New Property Transfer Rules Require Disclosure of Citizenship and Bare Trust Status

New rules came into force June 10th 2016 requiring additional disclosure from purchasers regarding citizenship and “bare trust” status when registering property transfers in B.C.

The new rules, part of a series of property transfer tax changes introduced in the latest provincial budget, require citizenship and residency information to be collected on individuals and directors of corporations that purchase property in B.C. The rules also create new disclosure obligations where individual or corporate purchasers are acting under a bare trust as bare trustees. These additional disclosure requirements have been added as new mandatory fields in the Ministry of Finance’s updated Property Transfer Tax Return (“the Return”).

Individual purchasers are now required to disclose on the Return whether they are Canadian citizens or permanent residents and, if they are not, they must disclose their country of citizenship.

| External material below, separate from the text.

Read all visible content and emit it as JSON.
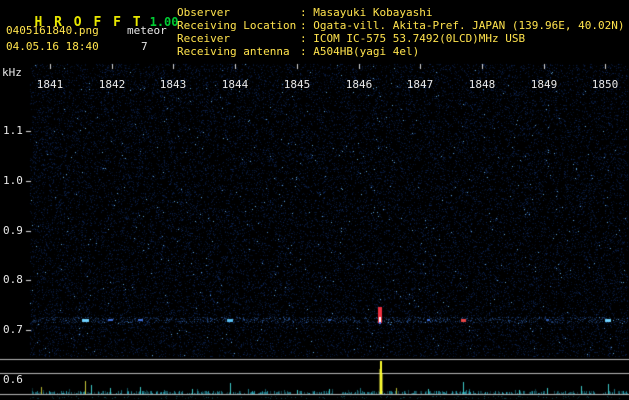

Corporations are now required to disclose their total number of directors, which of those directors are Canadian citizens or permanent residents and the name, address and country of citizenship of those directors that are not Canadian citizens or permanent residents.

The Return also requires transferees to disclose where they are purchasing as trustee under a “bare trust”. In a bare trust, the registered and legal owner of a property agrees to act as nominee and agent and to hold the beneficial interest in the property in trust for the beneficiary, who does not appear on title. Under the new rules, purchasers must disclose if they are bare trustees and, if so, provide citizenship and residency information about the settlor and beneficiaries of the bare trust equivalent to the information provided by individual and corporate purchasers.

Uncertainty regarding bare trust disclosure requirements

It is currently unclear whether the new bare trust disclosure requirements apply to all bare trusts, or only bare trusts where the underlying trust instrument is registered in the Land Title Office. Anecdotal evidence suggests that many bare trusts – perhaps the vast majority – are created without registration of the underlying instrument. These disclosure issues will be important to monitor in the coming months as commentary from industry participants and the government emerges.

To read more about the other recent changes to property transfer tax regime in B.C., click here.

EKB’s Commercial Real Estate team is experienced and knowledgeable in this area and can assist you further.